---- Excerpted records

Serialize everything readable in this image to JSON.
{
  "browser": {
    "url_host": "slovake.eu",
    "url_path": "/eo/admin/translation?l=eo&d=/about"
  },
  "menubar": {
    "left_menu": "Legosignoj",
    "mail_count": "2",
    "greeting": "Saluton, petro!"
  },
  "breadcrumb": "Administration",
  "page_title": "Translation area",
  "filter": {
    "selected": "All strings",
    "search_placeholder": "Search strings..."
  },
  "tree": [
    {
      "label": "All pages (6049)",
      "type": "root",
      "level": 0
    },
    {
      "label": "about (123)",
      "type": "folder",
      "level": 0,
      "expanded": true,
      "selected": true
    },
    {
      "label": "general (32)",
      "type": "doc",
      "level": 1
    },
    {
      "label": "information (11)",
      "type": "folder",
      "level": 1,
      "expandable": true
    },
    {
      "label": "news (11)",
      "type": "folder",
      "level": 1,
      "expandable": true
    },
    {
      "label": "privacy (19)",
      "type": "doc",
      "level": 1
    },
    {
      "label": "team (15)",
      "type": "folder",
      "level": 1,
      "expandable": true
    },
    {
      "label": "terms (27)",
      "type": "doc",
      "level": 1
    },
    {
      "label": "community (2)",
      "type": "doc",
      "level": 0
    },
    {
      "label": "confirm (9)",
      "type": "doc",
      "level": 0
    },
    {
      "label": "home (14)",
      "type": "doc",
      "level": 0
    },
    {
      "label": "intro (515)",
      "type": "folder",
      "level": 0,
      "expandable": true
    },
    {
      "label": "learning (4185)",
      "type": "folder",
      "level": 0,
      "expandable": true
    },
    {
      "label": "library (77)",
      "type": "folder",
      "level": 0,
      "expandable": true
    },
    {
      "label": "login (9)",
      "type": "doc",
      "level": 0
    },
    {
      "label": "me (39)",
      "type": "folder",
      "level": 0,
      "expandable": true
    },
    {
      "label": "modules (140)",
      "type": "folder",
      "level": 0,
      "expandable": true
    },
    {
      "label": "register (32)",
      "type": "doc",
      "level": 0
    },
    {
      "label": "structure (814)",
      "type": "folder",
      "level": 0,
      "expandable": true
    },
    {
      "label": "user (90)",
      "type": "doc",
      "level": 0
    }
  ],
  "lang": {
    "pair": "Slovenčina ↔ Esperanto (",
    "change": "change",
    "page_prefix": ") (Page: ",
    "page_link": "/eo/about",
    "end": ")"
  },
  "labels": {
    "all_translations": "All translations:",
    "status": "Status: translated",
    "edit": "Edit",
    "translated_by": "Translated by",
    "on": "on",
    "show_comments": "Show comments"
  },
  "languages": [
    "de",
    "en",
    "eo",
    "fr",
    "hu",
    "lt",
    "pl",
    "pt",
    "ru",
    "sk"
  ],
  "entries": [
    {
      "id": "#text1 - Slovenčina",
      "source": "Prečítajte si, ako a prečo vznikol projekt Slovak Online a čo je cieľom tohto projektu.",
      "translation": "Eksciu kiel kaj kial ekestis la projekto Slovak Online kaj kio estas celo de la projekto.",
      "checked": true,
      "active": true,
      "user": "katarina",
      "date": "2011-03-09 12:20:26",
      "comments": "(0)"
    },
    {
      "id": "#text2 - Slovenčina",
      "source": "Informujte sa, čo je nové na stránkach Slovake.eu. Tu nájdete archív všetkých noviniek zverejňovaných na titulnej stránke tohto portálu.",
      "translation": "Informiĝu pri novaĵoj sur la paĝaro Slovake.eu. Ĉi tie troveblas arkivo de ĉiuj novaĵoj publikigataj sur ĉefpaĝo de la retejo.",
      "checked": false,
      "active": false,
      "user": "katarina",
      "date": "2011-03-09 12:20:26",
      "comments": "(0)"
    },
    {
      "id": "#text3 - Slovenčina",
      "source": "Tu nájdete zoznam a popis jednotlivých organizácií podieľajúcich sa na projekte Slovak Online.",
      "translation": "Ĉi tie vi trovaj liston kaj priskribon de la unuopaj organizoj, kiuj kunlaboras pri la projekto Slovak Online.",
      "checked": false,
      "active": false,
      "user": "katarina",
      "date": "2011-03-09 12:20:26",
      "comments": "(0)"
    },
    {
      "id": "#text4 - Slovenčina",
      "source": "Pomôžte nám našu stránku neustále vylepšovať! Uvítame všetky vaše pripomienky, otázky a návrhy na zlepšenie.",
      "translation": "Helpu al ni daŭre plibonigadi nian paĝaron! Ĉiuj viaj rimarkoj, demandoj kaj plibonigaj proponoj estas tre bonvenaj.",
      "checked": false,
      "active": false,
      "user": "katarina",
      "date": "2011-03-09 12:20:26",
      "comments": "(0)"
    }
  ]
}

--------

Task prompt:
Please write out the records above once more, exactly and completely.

Answer for this exercise:
Serialize everything readable in this image to JSON.
{
  "browser": {
    "url_host": "slovake.eu",
    "url_path": "/eo/admin/translation?l=eo&d=/about"
  },
  "menubar": {
    "left_menu": "Legosignoj",
    "mail_count": "2",
    "greeting": "Saluton, petro!"
  },
  "breadcrumb": "Administration",
  "page_title": "Translation area",
  "filter": {
    "selected": "All strings",
    "search_placeholder": "Search strings..."
  },
  "tree": [
    {
      "label": "All pages (6049)",
      "type": "root",
      "level": 0
    },
    {
      "label": "about (123)",
      "type": "folder",
      "level": 0,
      "expanded": true,
      "selected": true
    },
    {
      "label": "general (32)",
      "type": "doc",
      "level": 1
    },
    {
      "label": "information (11)",
      "type": "folder",
      "level": 1,
      "expandable": true
    },
    {
      "label": "news (11)",
      "type": "folder",
      "level": 1,
      "expandable": true
    },
    {
      "label": "privacy (19)",
      "type": "doc",
      "level": 1
    },
    {
      "label": "team (15)",
      "type": "folder",
      "level": 1,
      "expandable": true
    },
    {
      "label": "terms (27)",
      "type": "doc",
      "level": 1
    },
    {
      "label": "community (2)",
      "type": "doc",
      "level": 0
    },
    {
      "label": "confirm (9)",
      "type": "doc",
      "level": 0
    },
    {
      "label": "home (14)",
      "type": "doc",
      "level": 0
    },
    {
      "label": "intro (515)",
      "type": "folder",
      "level": 0,
      "expandable": true
    },
    {
      "label": "learning (4185)",
      "type": "folder",
      "level": 0,
      "expandable": true
    },
    {
      "label": "library (77)",
      "type": "folder",
      "level": 0,
      "expandable": true
    },
    {
      "label": "login (9)",
      "type": "doc",
      "level": 0
    },
    {
      "label": "me (39)",
      "type": "folder",
      "level": 0,
      "expandable": true
    },
    {
      "label": "modules (140)",
      "type": "folder",
      "level": 0,
      "expandable": true
    },
    {
      "label": "register (32)",
      "type": "doc",
      "level": 0
    },
    {
      "label": "structure (814)",
      "type": "folder",
      "level": 0,
      "expandable": true
    },
    {
      "label": "user (90)",
      "type": "doc",
      "level": 0
    }
  ],
  "lang": {
    "pair": "Slovenčina ↔ Esperanto (",
    "change": "change",
    "page_prefix": ") (Page: ",
    "page_link": "/eo/about",
    "end": ")"
  },
  "labels": {
    "all_translations": "All translations:",
    "status": "Status: translated",
    "edit": "Edit",
    "translated_by": "Translated by",
    "on": "on",
    "show_comments": "Show comments"
  },
  "languages": [
    "de",
    "en",
    "eo",
    "fr",
    "hu",
    "lt",
    "pl",
    "pt",
    "ru",
    "sk"
  ],
  "entries": [
    {
      "id": "#text1 - Slovenčina",
      "source": "Prečítajte si, ako a prečo vznikol projekt Slovak Online a čo je cieľom tohto projektu.",
      "translation": "Eksciu kiel kaj kial ekestis la projekto Slovak Online kaj kio estas celo de la projekto.",
      "checked": true,
      "active": true,
      "user": "katarina",
      "date": "2011-03-09 12:20:26",
      "comments": "(0)"
    },
    {
      "id": "#text2 - Slovenčina",
      "source": "Informujte sa, čo je nové na stránkach Slovake.eu. Tu nájdete archív všetkých noviniek zverejňovaných na titulnej stránke tohto portálu.",
      "translation": "Informiĝu pri novaĵoj sur la paĝaro Slovake.eu. Ĉi tie troveblas arkivo de ĉiuj novaĵoj publikigataj sur ĉefpaĝo de la retejo.",
      "checked": false,
      "active": false,
      "user": "katarina",
      "date": "2011-03-09 12:20:26",
      "comments": "(0)"
    },
    {
      "id": "#text3 - Slovenčina",
      "source": "Tu nájdete zoznam a popis jednotlivých organizácií podieľajúcich sa na projekte Slovak Online.",
      "translation": "Ĉi tie vi trovaj liston kaj priskribon de la unuopaj organizoj, kiuj kunlaboras pri la projekto Slovak Online.",
      "checked": false,
      "active": false,
      "user": "katarina",
      "date": "2011-03-09 12:20:26",
      "comments": "(0)"
    },
    {
      "id": "#text4 - Slovenčina",
      "source": "Pomôžte nám našu stránku neustále vylepšovať! Uvítame všetky vaše pripomienky, otázky a návrhy na zlepšenie.",
      "translation": "Helpu al ni daŭre plibonigadi nian paĝaron! Ĉiuj viaj rimarkoj, demandoj kaj plibonigaj proponoj estas tre bonvenaj.",
      "checked": false,
      "active": false,
      "user": "katarina",
      "date": "2011-03-09 12:20:26",
      "comments": "(0)"
    }
  ]
}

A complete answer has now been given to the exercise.